Quince harvest varies according to varieties and regions, usually the second of September half or in October. Harvesting is done manually and carefully to prolong the storage life of the fruit. must be done in some way. In addition, late harvest in quince, shortening the storage life of the fruit has a direct impact on it. This Therefore, timely harvesting is important. Yield per tree 60-100 kg In the UK, the average quince harvest from a tree is 15 – 20 kg. Choosing a suitable soil for growing quince trees in the UK? >>
Quince tree in England
What is a Quince Tree? Information about Quince Tree; It is one of the trees belonging to the Rosaceae family. Quince tree is located in Turkey the most in the world. Quince tree, which is a tree that loves mild climate, is among the tree species that are easy to grow. Quince tree likes permeable soils more and grows better in these soils. It is also very resistant to cold climate conditions. After Turkey, the country that produces the most quince in the world is China with 125 thousand tons. Quince is a very rich fruit in terms of nutritional value. The homeland of quince is considered to be the Caspian Sea and its surroundings. Quince production has been carried out in Anatolia for many years and Quince trees are grown. Quince can be grown in England according to suitable soil and climate conditions.
Where can quince grow in the UK?
Quince (Cydonia oblonga) is a fruit-bearing tree that can be grown in various regions of the United Kingdom. Quince trees are hardy and adaptable, but they prefer certain growing conditions to thrive. Here are some considerations for growing quince in the UK:
- Climate: Quince trees are best suited to regions with a temperate climate. They require a certain amount of winter chill to initiate flowering and fruiting. In the UK, quince trees can be successfully grown in most parts of England, Wales, and southern regions of Scotland and Northern Ireland.
- Sunlight: Quince trees require full sun exposure to produce abundant fruit.

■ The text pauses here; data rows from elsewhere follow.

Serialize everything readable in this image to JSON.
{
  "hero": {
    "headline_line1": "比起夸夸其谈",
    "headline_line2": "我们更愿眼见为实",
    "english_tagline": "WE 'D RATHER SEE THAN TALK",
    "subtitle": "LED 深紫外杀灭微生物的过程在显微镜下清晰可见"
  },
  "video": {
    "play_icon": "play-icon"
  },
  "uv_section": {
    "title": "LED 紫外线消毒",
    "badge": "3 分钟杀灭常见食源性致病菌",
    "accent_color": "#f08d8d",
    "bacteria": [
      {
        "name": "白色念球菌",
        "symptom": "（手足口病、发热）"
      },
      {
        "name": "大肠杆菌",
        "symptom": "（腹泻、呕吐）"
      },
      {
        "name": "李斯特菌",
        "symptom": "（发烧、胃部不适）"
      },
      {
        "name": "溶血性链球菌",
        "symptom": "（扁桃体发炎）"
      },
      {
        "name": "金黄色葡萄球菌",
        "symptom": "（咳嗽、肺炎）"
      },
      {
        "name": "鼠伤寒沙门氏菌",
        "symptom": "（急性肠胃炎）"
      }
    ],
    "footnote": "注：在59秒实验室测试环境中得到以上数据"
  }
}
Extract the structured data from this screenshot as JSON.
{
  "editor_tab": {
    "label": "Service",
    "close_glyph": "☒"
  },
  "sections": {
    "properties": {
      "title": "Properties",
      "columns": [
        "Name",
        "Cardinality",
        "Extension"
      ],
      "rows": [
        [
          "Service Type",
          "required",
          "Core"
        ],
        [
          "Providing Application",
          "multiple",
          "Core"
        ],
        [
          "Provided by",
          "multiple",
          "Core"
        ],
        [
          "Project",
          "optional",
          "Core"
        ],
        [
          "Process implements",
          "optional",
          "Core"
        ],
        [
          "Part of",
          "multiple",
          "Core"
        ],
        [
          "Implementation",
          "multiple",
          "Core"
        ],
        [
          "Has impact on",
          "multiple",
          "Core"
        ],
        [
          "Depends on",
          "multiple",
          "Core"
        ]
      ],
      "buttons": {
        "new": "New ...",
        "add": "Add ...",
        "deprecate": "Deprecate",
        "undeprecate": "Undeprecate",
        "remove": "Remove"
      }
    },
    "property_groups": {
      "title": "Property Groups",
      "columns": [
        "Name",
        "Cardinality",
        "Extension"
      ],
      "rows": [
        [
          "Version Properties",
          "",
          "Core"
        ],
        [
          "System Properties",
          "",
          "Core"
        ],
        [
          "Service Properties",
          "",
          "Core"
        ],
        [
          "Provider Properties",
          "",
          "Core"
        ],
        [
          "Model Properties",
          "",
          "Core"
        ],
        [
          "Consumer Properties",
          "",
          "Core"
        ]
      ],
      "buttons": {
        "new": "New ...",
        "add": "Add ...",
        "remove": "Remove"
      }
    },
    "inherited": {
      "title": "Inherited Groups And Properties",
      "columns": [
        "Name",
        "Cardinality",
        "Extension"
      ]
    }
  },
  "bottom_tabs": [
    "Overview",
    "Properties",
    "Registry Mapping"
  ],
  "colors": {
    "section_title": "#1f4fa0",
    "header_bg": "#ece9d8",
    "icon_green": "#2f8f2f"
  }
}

Choose a location in your garden that receives at least six hours of direct sunlight per day.
- Soil: Quince trees prefer well-draining soils that are rich in organic matter. They can tolerate a range of soil types, but they thrive in slightly acidic to neutral soil with a pH between 6.0 and 7.0.

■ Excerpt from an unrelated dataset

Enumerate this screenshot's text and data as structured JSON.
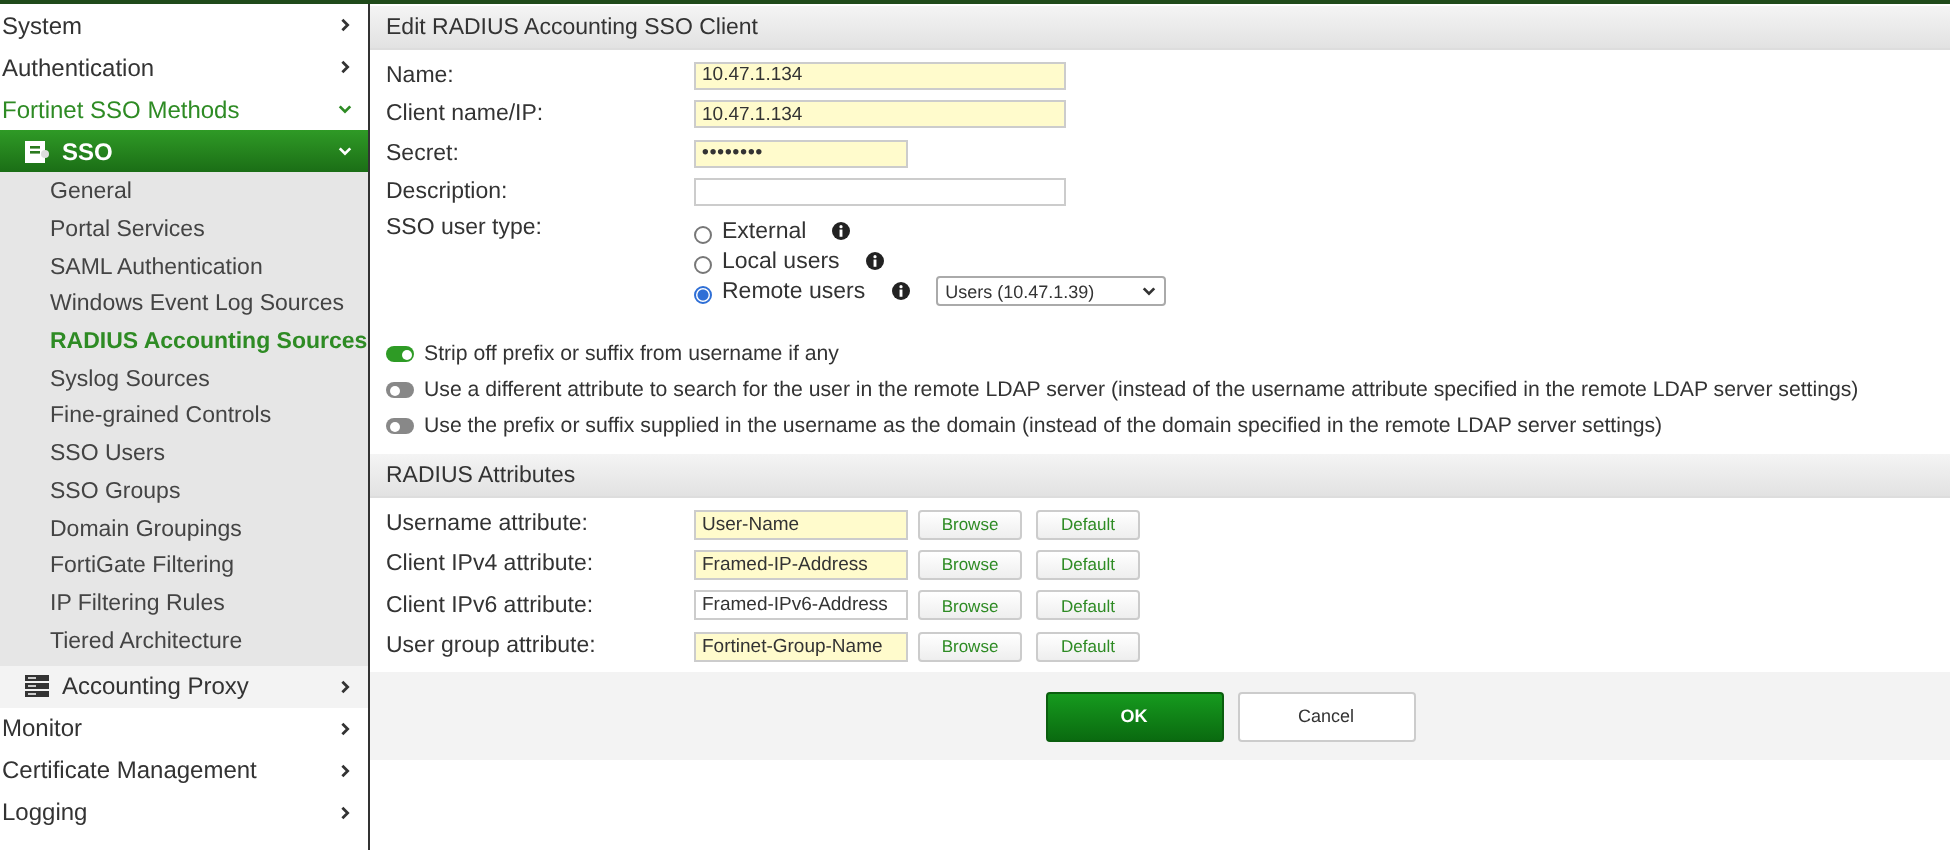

- Shelter: Quince trees benefit from some shelter from strong winds. If your garden is prone to strong winds, consider planting the tree near a wall, fence, or other windbreak to protect it.
- Pollination: Most quince varieties are self-fertile, meaning they can set fruit without cross-pollination from another quince tree. However, having another quince tree or a compatible pear tree nearby can increase pollination and potentially improve fruit set.
- Pruning and Training: Quince trees benefit from regular pruning to maintain their shape, promote airflow, and encourage fruiting. Pruning is usually done in late winter or early spring when the tree is dormant. Quince trees can be trained as open-center or modified central leader forms, depending on your preferred shape.
- Disease and Pest Control: Quince trees can be susceptible to certain diseases and pests, including fire blight, leaf spot, and aphids. Regular monitoring, proper sanitation, and using organic or chemical treatments as needed can help manage these issues.
Given these considerations, quince trees can be grown in various parts of the UK, including southern England, Wales, and parts of Scotland and Northern Ireland with suitable growing conditions. It’s always recommended to choose quince varieties that are well-adapted to your specific region and consult with local horticultural resources or garden centers for advice on the most suitable cultivars for your area.